## ››Convert grams Cobalt(II) Naphthenate to mole

 grams Cobalt(II) Naphthenate mol

How many grams Cobalt(II) Naphthenate in 1 mol? The answer is 407.325.
We assume you are converting between grams Cobalt(II) Naphthenate and mole.
You can view more details on each measurement unit:
molecular weight of Cobalt(II) Naphthenate or mol
The molecular formula for Cobalt(II) Naphthenate is Co(C11H10O2)2.
The SI base unit for amount of substance is the mole.
1 grams Cobalt(II) Naphthenate is equal to 0.002455042042595 mole.
Note that rounding errors may occur, so always check the results.
Use this page to learn how to convert between grams Cobalt(II) Naphthenate and mole.
Type in your own numbers in the form to convert the units!

## ››Similar chemical formulas

Note that all formulas are case-sensitive. Did you mean to convert one of these similar formulas?
grams CO(C11H10O2)2 to moles
grams Co(C11H10O2)2 to moles

## ››Convert another chemical substance

Convert grams to moles

## ››Quick conversion chart of grams Cobalt(II) Naphthenate to mol

1 grams Cobalt(II) Naphthenate to mol = 0.00246 mol

10 grams Cobalt(II) Naphthenate to mol = 0.02455 mol

50 grams Cobalt(II) Naphthenate to mol = 0.12275 mol

100 grams Cobalt(II) Naphthenate to mol = 0.2455 mol

200 grams Cobalt(II) Naphthenate to mol = 0.49101 mol

500 grams Cobalt(II) Naphthenate to mol = 1.22752 mol

1000 grams Cobalt(II) Naphthenate to mol = 2.45504 mol

## ››Want other units?

You can do the reverse unit conversion from moles Cobalt(II) Naphthenate to grams, or enter other units to convert below:

## Enter two units to convert

 From: To:

## ››Details on molecular weight calculations

In chemistry, the formula weight is a quantity computed by multiplying the atomic weight (in atomic mass units) of each element in a chemical formula by the number of atoms of that element present in the formula, then adding all of these products together.

Formula weights are especially useful in determining the relative weights of reagents and products in a chemical reaction. These relative weights computed from the chemical equation are sometimes called equation weights.

Finding molar mass starts with units of grams per mole (g/mol). When calculating molecular weight of a chemical compound, it tells us how many grams are in one mole of that substance. The formula weight is simply the weight in atomic mass units of all the atoms in a given formula.

The atomic weights used on this site come from NIST, the National Institute of Standards and Technology. We use the most common isotopes. This is how to calculate molar mass (average molecular weight), which is based on isotropically weighted averages. This is not the same as molecular mass, which is the mass of a single molecule of well-defined isotopes. For bulk stoichiometric calculations, we are usually determining molar mass, which may also be called standard atomic weight or average atomic mass.

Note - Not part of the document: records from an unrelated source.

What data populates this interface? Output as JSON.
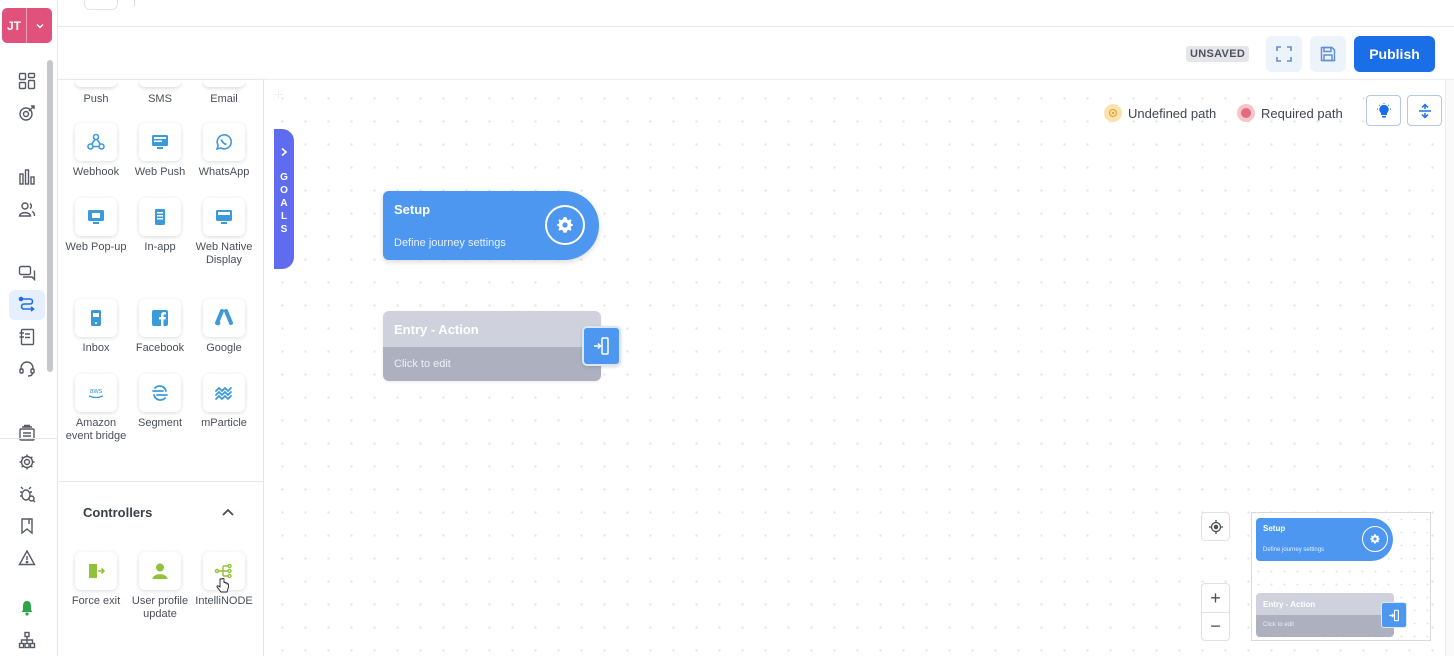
{
  "user": {
    "initials": "JT"
  },
  "header": {
    "status_badge": "UNSAVED",
    "publish_label": "Publish"
  },
  "palette": {
    "top_row": [
      "Push",
      "SMS",
      "Email"
    ],
    "channels": [
      {
        "label": "Webhook",
        "icon": "webhook-icon"
      },
      {
        "label": "Web Push",
        "icon": "web-push-icon"
      },
      {
        "label": "WhatsApp",
        "icon": "whatsapp-icon"
      },
      {
        "label": "Web Pop-up",
        "icon": "web-popup-icon"
      },
      {
        "label": "In-app",
        "icon": "in-app-icon"
      },
      {
        "label": "Web Native Display",
        "icon": "web-native-display-icon"
      },
      {
        "label": "Inbox",
        "icon": "inbox-icon"
      },
      {
        "label": "Facebook",
        "icon": "facebook-icon"
      },
      {
        "label": "Google",
        "icon": "google-icon"
      },
      {
        "label": "Amazon event bridge",
        "icon": "aws-icon"
      },
      {
        "label": "Segment",
        "icon": "segment-icon"
      },
      {
        "label": "mParticle",
        "icon": "mparticle-icon"
      }
    ],
    "controllers": {
      "title": "Controllers",
      "items": [
        {
          "label": "Force exit",
          "icon": "force-exit-icon"
        },
        {
          "label": "User profile update",
          "icon": "user-profile-icon"
        },
        {
          "label": "IntelliNODE",
          "icon": "intellinode-icon"
        }
      ]
    }
  },
  "goals_tab": {
    "label": "GOALS"
  },
  "legend": {
    "undefined_path": "Undefined path",
    "required_path": "Required path"
  },
  "nodes": {
    "setup": {
      "title": "Setup",
      "subtitle": "Define journey settings"
    },
    "entry": {
      "title": "Entry - Action",
      "subtitle": "Click to edit"
    }
  },
  "minimap": {
    "setup_title": "Setup",
    "setup_subtitle": "Define journey settings",
    "entry_title": "Entry - Action",
    "entry_subtitle": "Click to edit"
  },
  "zoom": {
    "in": "+",
    "out": "−"
  },
  "colors": {
    "primary": "#1a6fe8",
    "node_blue": "#4e97f0",
    "goals_purple": "#5f6cf0",
    "avatar_pink": "#e0527c",
    "undefined_path": "#f5c26b",
    "required_path": "#e46b7a",
    "controller_green": "#8fc13b"
  }
}
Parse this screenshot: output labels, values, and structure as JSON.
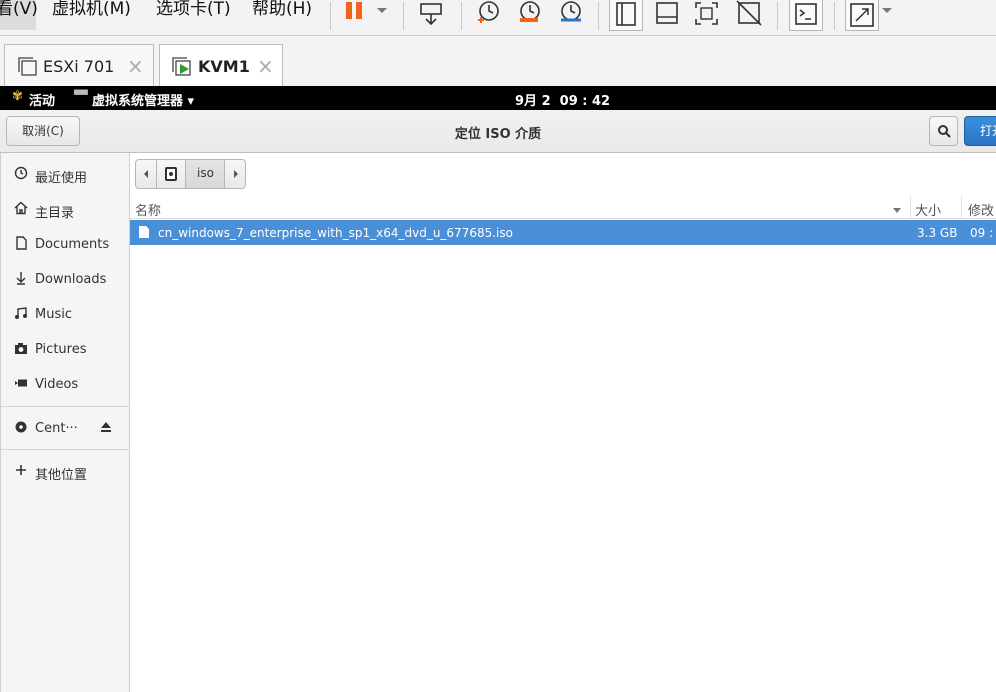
{
  "vmware": {
    "menus": [
      "看(V)",
      "虚拟机(M)",
      "选项卡(T)",
      "帮助(H)"
    ],
    "tabs": [
      {
        "label": "ESXi 701",
        "active": false
      },
      {
        "label": "KVM1",
        "active": true
      }
    ]
  },
  "gnome_bar": {
    "activities": "活动",
    "app_menu": "虚拟系统管理器 ▾",
    "clock": "9月 2  09 : 42"
  },
  "dialog": {
    "title": "定位 ISO 介质",
    "cancel_label": "取消(C)",
    "open_label": "打开",
    "search_icon": "search-icon"
  },
  "sidebar": {
    "items": [
      {
        "label": "最近使用",
        "icon": "clock-icon"
      },
      {
        "label": "主目录",
        "icon": "home-icon"
      },
      {
        "label": "Documents",
        "icon": "document-icon"
      },
      {
        "label": "Downloads",
        "icon": "download-icon"
      },
      {
        "label": "Music",
        "icon": "music-icon"
      },
      {
        "label": "Pictures",
        "icon": "camera-icon"
      },
      {
        "label": "Videos",
        "icon": "video-icon"
      },
      {
        "label": "Cent···",
        "icon": "disc-icon"
      },
      {
        "label": "其他位置",
        "icon": "plus-icon"
      }
    ]
  },
  "pathbar": {
    "current": "iso"
  },
  "columns": {
    "name": "名称",
    "size": "大小",
    "modified": "修改"
  },
  "files": [
    {
      "name": "cn_windows_7_enterprise_with_sp1_x64_dvd_u_677685.iso",
      "size": "3.3 GB",
      "modified": "09 :",
      "selected": true
    }
  ],
  "colors": {
    "selection": "#4a90d9",
    "suggested_button": "#2a76c6",
    "pause_orange": "#f0631c"
  }
}
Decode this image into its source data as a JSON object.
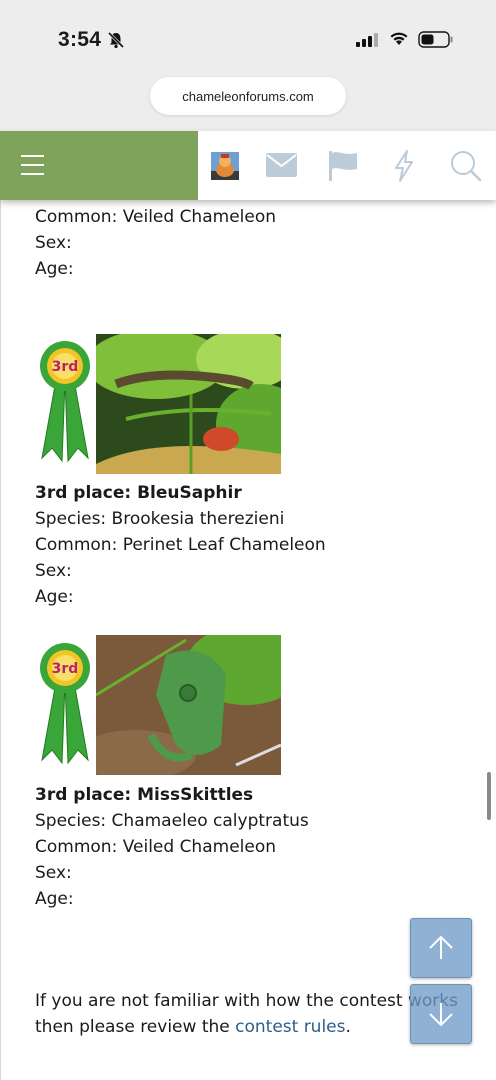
{
  "status_bar": {
    "time": "3:54"
  },
  "browser": {
    "url": "chameleonforums.com"
  },
  "entries": [
    {
      "common": "Common: Veiled Chameleon",
      "sex": "Sex:",
      "age": "Age:"
    },
    {
      "title": "3rd place: BleuSaphir",
      "species": "Species: Brookesia therezieni",
      "common": "Common: Perinet Leaf Chameleon",
      "sex": "Sex:",
      "age": "Age:",
      "ribbon_text": "3rd"
    },
    {
      "title": "3rd place: MissSkittles",
      "species": "Species: Chamaeleo calyptratus",
      "common": "Common: Veiled Chameleon",
      "sex": "Sex:",
      "age": "Age:",
      "ribbon_text": "3rd"
    }
  ],
  "footer_note": {
    "text": "If you are not familiar with how the contest works",
    "text2": "then please review the",
    "link": "contest rules",
    "end": "."
  },
  "colors": {
    "nav_green": "#7fa35b",
    "ribbon_green": "#3aa63a",
    "link": "#2b5f8a",
    "arrow_btn": "#7ba3cc"
  }
}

A common request on this site is to convert grams to moles. To complete this calculation, you have to know what substance you are trying to convert. The reason is that the molar mass of the substance affects the conversion. This site explains how to find molar mass.

Using the chemical formula of the compound and the periodic table of elements, we can add up the atomic weights and calculate molecular weight of the substance.

If the formula used in calculating molar mass is the molecular formula, the formula weight computed is the molecular weight. The percentage by weight of any atom or group of atoms in a compound can be computed by dividing the total weight of the atom (or group of atoms) in the formula by the formula weight and multiplying by 100.

## ››Metric conversions and more

ConvertUnits.com provides an online conversion calculator for all types of measurement units. You can find metric conversion tables for SI units, as well as English units, currency, and other data. Type in unit symbols, abbreviations, or full names for units of length, area, mass, pressure, and other types. Examples include mm, inch, 100 kg, US fluid ounce, 6'3", 10 stone 4, cubic cm, metres squared, grams, moles, feet per second, and many more!